Just as Mary Lou will be fine with a similar situation on this side of the border. Mary Lou does not flatter herself to think that she will actually be anything more than a titular leader who will deal with the minor day-to-day tribulations while Gerry and the lads handle the big stuff, she just hopes we will not realise this – a point I will come back to, shortly.
But moving backstage does not mean that nothing at all will change. With Adams departure the provos lose their biggest celebrity whose draw and pulling power when it comes to media attention and fund raising, should not be underestimated.
While Adams will still exercise leadership over the big policy questions and directions from behind the curtain, the provos will soon feel the loss of his authority and presence when it comes to exercising day-to-day discipline and control.
Answering Mary Lou back will not be as scary and foolhardy a notion as answered Adams would have been. Unlike Adams, Mary Lou cannot invoke the whiff of cordite to engender respect and dominion. The closest Mary Lou has come to cordite is the bang bang chicken in Wongs of Castleknock
She may wish that she had to judge from her eagerness to preside at provo gatherings, but she didn’t. Back in those more troubled and difficult days she eschewed the provo chic and was more content in Fianna Fáil in Dublin West. Indeed this, and her wish that she had taken a more central and prominent role in the past which may prove her greatest undoing.
Remember that apparent Dail dust-up between Mary Lou and the Taoiseach back in September? Most political correspondents saw the row as being provoking by comments made by Leo Varadkar. But they missed the real cause. While Mary Lou’s exit from the Dail chamber may have immediately followed Varadkar’s remarks, they did not cause it.
Fans of the West Wing will recall an early episode entitled Post Hoc, Ergo Propter Hoc loosely translated as: after therefore because of. In the episode Bartlet points out that this is rarely the case in politics that because one action follows another that it was caused by it.
So it is with the Mary Lou dramatic exit. The comments that really got under Mary Lou’s skin came from Micheál Martin in an exchange a few minutes before.
The Toaiseach was answering questions on British-Irish relations in both the context of Brexit and the absence of an Executive in Northern Ireland. Martin referred to his own experience of negotiating with the British when Mary Lou chimed in, the following exchange comes from that day’s Dáil transcript:
Mary Lou McDonald: “Deputy Martin’s words demonstrate remarkable ignorance.”
Micheál Martin: “I have been there. I have been in negotiations with all parties.”
McDonald: “I have been there with the Deputy.”

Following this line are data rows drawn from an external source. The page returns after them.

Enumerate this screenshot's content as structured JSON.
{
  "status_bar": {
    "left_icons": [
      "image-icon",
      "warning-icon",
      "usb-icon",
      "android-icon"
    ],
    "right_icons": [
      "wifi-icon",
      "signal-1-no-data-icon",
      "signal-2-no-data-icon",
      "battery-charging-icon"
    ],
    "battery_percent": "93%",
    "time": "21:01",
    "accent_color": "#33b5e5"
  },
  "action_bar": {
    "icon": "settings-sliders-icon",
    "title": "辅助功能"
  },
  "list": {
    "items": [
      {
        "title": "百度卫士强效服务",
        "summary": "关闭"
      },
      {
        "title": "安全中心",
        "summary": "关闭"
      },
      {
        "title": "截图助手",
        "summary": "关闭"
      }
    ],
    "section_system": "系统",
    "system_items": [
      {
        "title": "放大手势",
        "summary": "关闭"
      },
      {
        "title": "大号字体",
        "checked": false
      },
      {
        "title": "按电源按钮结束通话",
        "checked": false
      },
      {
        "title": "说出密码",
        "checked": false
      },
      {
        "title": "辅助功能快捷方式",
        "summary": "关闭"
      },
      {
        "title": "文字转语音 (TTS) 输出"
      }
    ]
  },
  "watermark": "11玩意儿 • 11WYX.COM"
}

Martin: “Deputy McDonald was not. She was never in negotiations.”
McDonald: “I have, and I have seen Deputy Martin at close quarters.”
Martin: “When I was Minister for Foreign Affairs, Deputy McDonald, was nowhere. What tended to happen was that certain people came out for the photo calls. The Deputy was never at negotiations with me or Shaun Woodward. Commitments that were given then were not dealt with or seen through.”
My point is that it was not the Taoiseach’s name calling and needling that got under McDonald’s skin, she is far too wilely and experienced to allow something that innocuous to irk her.
No, it was Martin disclosing her non-role in the talks and reminding her, publicly, that she has not been the central player she would have others, even within Sinn Féin, imagine her to be.
It is her Achilles heel then and will become a greater vulnerability as leader.
Derek Mooney is a communications and public affairs consultant. He previously served as a Ministerial Adviser to the Fianna Fáil-led government 2004 – 2010. His column appears here every Tuesday morning. Follow Derek on Twitter: @dsmooney